Now, you may ask: what countries do the Schengen visa cover? Well, they include France, Spain, Italy, Greece, Portugal, Belgium, Austria, German, Hungary, Ireland, Poland, and the Netherlands, among many others. Basically, all the countries under the European Union. When it was still under the EU, England was also covered by the Schengen visa. Nowadays, however, since they've departed the union, you have to undergo a different process when applying for a UK business visa.
Usually, a Schengen visa only lasts for 90 days. It's very rare for one to extend it but it is possible. In fact, they only approve motions for an extension for a limited number of reasons. One such is that you arrived at your European destination later than expected, meaning your 90 days have to be adjusted from the original schedule detailed in your visa. Another is if a natural calamity, be it in your country of origin or your European country destination, prohibits you to travel even after you 90 days are up. Whatever the reason, the process remains rigid and challenging.
So, what do you need to submit when applying for a Schengen visa? Firstly, there are the basics: current and valid passport, flight details, and travel itinerary. You'll also need to show an invitation letter written by your company (or the company that ha invited you to travel to Europe) as proof of the business nature of your trip. It will also help if you provide your accommodation details as well—it shows proof that you intend to stay in Europe for a limited time.

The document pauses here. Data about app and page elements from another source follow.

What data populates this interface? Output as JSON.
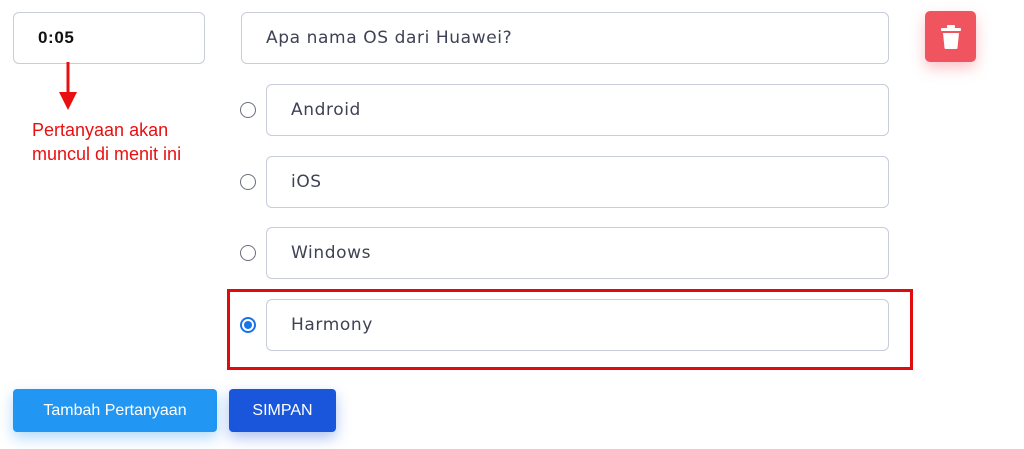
{
  "timestamp": {
    "value": "0:05"
  },
  "annotation": {
    "text_line1": "Pertanyaan akan",
    "text_line2": "muncul di menit ini"
  },
  "question": {
    "value": "Apa nama OS dari Huawei?"
  },
  "options": [
    {
      "label": "Android",
      "selected": false
    },
    {
      "label": "iOS",
      "selected": false
    },
    {
      "label": "Windows",
      "selected": false
    },
    {
      "label": "Harmony",
      "selected": true
    }
  ],
  "actions": {
    "delete_icon": "trash-icon",
    "add_question_label": "Tambah Pertanyaan",
    "save_label": "SIMPAN"
  },
  "colors": {
    "delete": "#f0545f",
    "add": "#2196f3",
    "save": "#1a56db",
    "annotation": "#e81010",
    "radio_checked": "#1a73e8"
  }
}
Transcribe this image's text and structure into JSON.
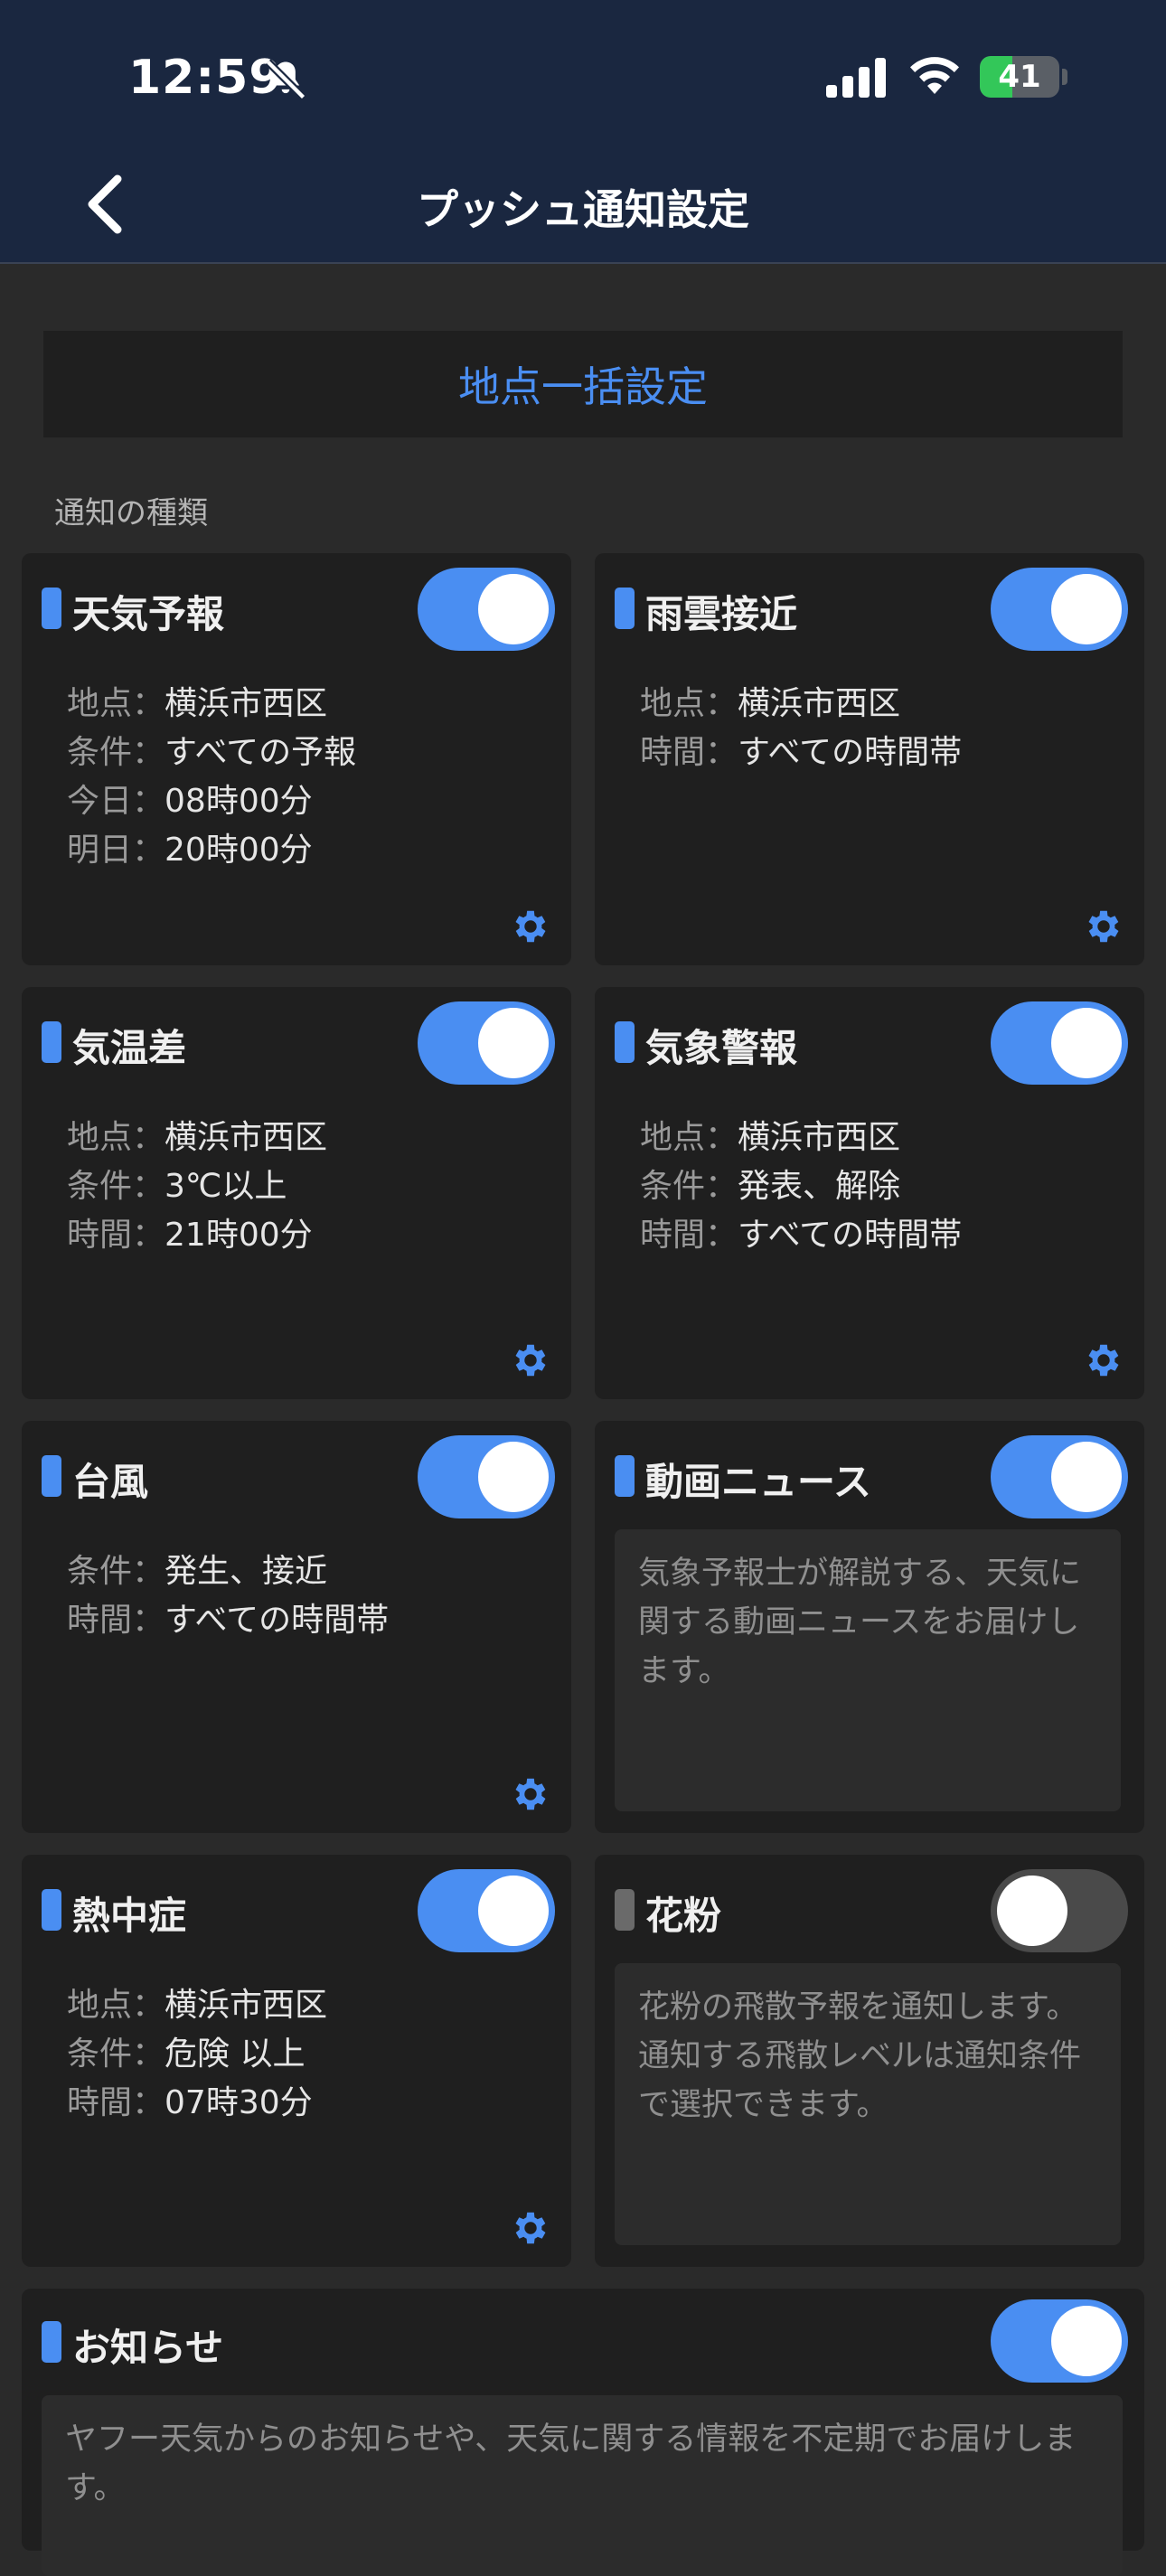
{
  "status_bar": {
    "time": "12:59",
    "battery": "41"
  },
  "header": {
    "title": "プッシュ通知設定"
  },
  "bulk_setting": {
    "label": "地点一括設定"
  },
  "section": {
    "label": "通知の種類"
  },
  "cards": [
    {
      "title": "天気予報",
      "enabled": true,
      "rows": [
        {
          "k": "地点",
          "v": "横浜市西区"
        },
        {
          "k": "条件",
          "v": "すべての予報"
        },
        {
          "k": "今日",
          "v": "08時00分"
        },
        {
          "k": "明日",
          "v": "20時00分"
        }
      ]
    },
    {
      "title": "雨雲接近",
      "enabled": true,
      "rows": [
        {
          "k": "地点",
          "v": "横浜市西区"
        },
        {
          "k": "時間",
          "v": "すべての時間帯"
        }
      ]
    },
    {
      "title": "気温差",
      "enabled": true,
      "rows": [
        {
          "k": "地点",
          "v": "横浜市西区"
        },
        {
          "k": "条件",
          "v": "3℃以上"
        },
        {
          "k": "時間",
          "v": "21時00分"
        }
      ]
    },
    {
      "title": "気象警報",
      "enabled": true,
      "rows": [
        {
          "k": "地点",
          "v": "横浜市西区"
        },
        {
          "k": "条件",
          "v": "発表、解除"
        },
        {
          "k": "時間",
          "v": "すべての時間帯"
        }
      ]
    },
    {
      "title": "台風",
      "enabled": true,
      "rows": [
        {
          "k": "条件",
          "v": "発生、接近"
        },
        {
          "k": "時間",
          "v": "すべての時間帯"
        }
      ]
    },
    {
      "title": "動画ニュース",
      "enabled": true,
      "description": "気象予報士が解説する、天気に関する動画ニュースをお届けします。"
    },
    {
      "title": "熱中症",
      "enabled": true,
      "rows": [
        {
          "k": "地点",
          "v": "横浜市西区"
        },
        {
          "k": "条件",
          "v": "危険 以上"
        },
        {
          "k": "時間",
          "v": "07時30分"
        }
      ]
    },
    {
      "title": "花粉",
      "enabled": false,
      "description": "花粉の飛散予報を通知します。通知する飛散レベルは通知条件で選択できます。"
    }
  ],
  "notice": {
    "title": "お知らせ",
    "enabled": true,
    "description": "ヤフー天気からのお知らせや、天気に関する情報を不定期でお届けします。"
  },
  "colors": {
    "accent": "#4a8ef2",
    "header_bg": "#1a2740",
    "card_bg": "#1f1f1f",
    "page_bg": "#2a2a2a"
  },
  "icons": {
    "back": "chevron-left-icon",
    "bell_muted": "bell-slash-icon",
    "settings": "gear-icon"
  }
}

Then there's your usual proof of financial stability and employment, which can come in the forms of bank statements and a certificate of employment respectively.
Despite its special nature, the process of applying for the Schengen visa is actually quite standard. You begin by visiting the official Schengen website or the website of a European country's embassy in your country. A general rule of thumb is, if you intend to travel throughout multiple European countries, your entry point is your base country and it's that embassy where you should apply.

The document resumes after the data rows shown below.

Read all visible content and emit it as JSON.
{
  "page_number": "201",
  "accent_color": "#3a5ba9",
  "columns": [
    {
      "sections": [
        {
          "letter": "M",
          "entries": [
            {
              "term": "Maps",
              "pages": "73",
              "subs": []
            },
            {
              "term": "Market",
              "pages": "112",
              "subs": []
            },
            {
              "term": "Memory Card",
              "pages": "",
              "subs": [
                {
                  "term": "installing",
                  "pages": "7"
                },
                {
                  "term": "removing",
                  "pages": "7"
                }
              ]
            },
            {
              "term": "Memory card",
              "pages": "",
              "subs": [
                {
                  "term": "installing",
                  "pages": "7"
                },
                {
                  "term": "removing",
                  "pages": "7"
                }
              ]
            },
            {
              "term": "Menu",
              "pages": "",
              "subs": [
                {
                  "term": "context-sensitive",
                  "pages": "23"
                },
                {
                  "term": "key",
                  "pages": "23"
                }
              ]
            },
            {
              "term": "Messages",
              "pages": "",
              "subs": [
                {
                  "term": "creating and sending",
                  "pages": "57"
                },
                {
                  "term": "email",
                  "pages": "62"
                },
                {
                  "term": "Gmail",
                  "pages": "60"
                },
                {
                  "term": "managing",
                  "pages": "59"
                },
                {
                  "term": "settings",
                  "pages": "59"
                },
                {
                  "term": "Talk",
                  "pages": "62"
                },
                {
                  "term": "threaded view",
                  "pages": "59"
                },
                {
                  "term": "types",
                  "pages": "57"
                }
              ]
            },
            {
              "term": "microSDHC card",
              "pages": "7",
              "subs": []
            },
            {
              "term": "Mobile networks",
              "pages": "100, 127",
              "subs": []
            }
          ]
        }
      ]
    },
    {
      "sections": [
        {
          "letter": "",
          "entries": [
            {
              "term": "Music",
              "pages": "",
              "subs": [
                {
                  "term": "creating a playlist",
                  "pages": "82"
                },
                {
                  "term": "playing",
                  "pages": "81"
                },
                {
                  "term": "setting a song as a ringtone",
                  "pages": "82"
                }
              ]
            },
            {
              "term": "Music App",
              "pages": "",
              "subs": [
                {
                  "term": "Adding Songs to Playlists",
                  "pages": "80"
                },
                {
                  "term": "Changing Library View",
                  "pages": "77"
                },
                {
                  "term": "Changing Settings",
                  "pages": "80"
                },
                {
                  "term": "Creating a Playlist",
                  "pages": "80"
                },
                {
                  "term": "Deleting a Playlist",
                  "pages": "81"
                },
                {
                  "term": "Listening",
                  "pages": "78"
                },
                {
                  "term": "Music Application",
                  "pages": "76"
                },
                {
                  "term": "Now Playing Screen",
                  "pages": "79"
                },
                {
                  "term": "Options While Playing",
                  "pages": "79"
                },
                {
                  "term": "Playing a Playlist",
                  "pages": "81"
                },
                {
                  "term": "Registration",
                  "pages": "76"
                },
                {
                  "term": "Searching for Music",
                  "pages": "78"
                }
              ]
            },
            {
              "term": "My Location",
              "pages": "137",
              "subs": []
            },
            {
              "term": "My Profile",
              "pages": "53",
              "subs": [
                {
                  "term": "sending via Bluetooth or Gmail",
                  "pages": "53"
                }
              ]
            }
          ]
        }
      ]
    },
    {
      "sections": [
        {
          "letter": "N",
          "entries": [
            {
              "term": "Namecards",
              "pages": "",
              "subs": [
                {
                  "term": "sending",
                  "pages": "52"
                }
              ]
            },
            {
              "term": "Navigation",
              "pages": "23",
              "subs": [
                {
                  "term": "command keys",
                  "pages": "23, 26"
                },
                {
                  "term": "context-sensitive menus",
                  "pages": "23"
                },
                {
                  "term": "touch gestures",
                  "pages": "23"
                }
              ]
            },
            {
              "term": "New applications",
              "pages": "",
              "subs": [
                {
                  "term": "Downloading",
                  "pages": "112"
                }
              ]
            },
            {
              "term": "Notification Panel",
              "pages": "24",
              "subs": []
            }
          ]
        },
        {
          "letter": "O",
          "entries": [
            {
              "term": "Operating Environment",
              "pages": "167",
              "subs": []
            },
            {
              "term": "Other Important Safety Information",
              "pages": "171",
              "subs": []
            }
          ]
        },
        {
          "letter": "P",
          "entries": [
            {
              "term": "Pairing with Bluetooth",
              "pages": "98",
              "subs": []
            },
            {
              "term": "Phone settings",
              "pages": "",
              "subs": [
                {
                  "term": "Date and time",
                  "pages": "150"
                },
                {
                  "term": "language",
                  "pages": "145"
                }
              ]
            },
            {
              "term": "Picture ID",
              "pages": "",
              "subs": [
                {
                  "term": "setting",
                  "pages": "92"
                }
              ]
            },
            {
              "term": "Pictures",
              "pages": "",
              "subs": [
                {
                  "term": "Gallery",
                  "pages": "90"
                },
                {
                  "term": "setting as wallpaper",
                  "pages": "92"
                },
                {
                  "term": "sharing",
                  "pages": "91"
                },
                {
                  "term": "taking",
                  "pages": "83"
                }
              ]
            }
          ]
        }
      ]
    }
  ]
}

For instance, if the first country of your trip is France, you apply for your Schengen visa in your country's French embassy. Once you've filled up the online application form, you schedule an appointment on when you submit it to the embassy. That's also when you pay the corresponding fees. After a couple of days, they will either call you back for an interview or simply return your passport with/without the stamp of approval.
The standard fee for a Schengen visa application is €60 EUR. However, if you're coming from other European countries not included within the union, namely nations like Russia, Georgia, Kosovo, and the like, the fee is only €35 EUR. Certain countries also add another fee for your biometrics data, and there's usually no standard price for such.

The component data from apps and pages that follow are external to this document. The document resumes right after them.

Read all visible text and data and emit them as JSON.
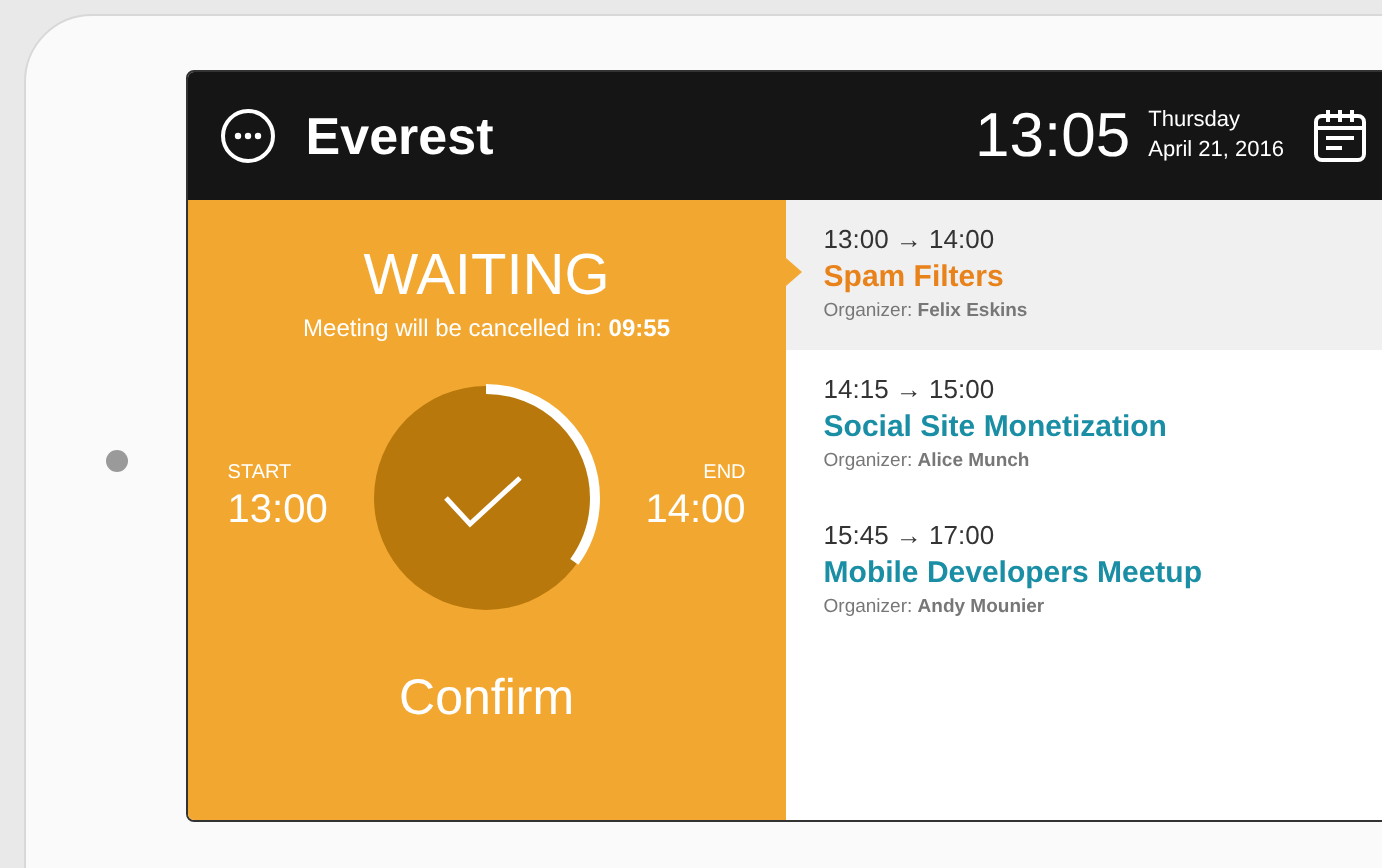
{
  "header": {
    "room": "Everest",
    "time": "13:05",
    "day": "Thursday",
    "date": "April 21, 2016"
  },
  "status": {
    "title": "WAITING",
    "countdown": "Meeting will be cancelled in: **09:55**",
    "start_label": "START",
    "start_time": "13:00",
    "end_label": "END",
    "end_time": "14:00",
    "level": 0.34,
    "confirm": "Confirm"
  },
  "meetings": [
    {
      "time": "13:00 → 14:00",
      "title": "Spam Filters",
      "organizer": "Organizer: **Felix Eskins**",
      "selected": true
    },
    {
      "time": "14:15 → 15:00",
      "title": "Social Site Monetization",
      "organizer": "Organizer: **Alice Munch**",
      "selected": false
    },
    {
      "time": "15:45 → 17:00",
      "title": "Mobile Developers Meetup",
      "organizer": "Organizer: **Andy Mounier**",
      "selected": false
    }
  ]
}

Unlike other visas out there, it's fairly doable to apply an appeal for your Schengen visa if your first application was rejected. In recent years, embassies have made a point to inform applicants of the reasons why they were rejected a Schengen visa. This, in turn, has made it possible for people to appeal the decisions and still get the Schengen visa for their trip. It's important to note, however, that just because you're appealing, it doesn't mean you're automatically going to get approved in the end. But, at least, it's a glimmer of hope for those who desperately need to to go to Europe for business.
Your ticket to the "old continent" is a Schengen visa. If you have to go to Europe for business, this is the visa you have to apply for. Fortunately, when you do get approved for one, you can use it to travel through different countries within the EU.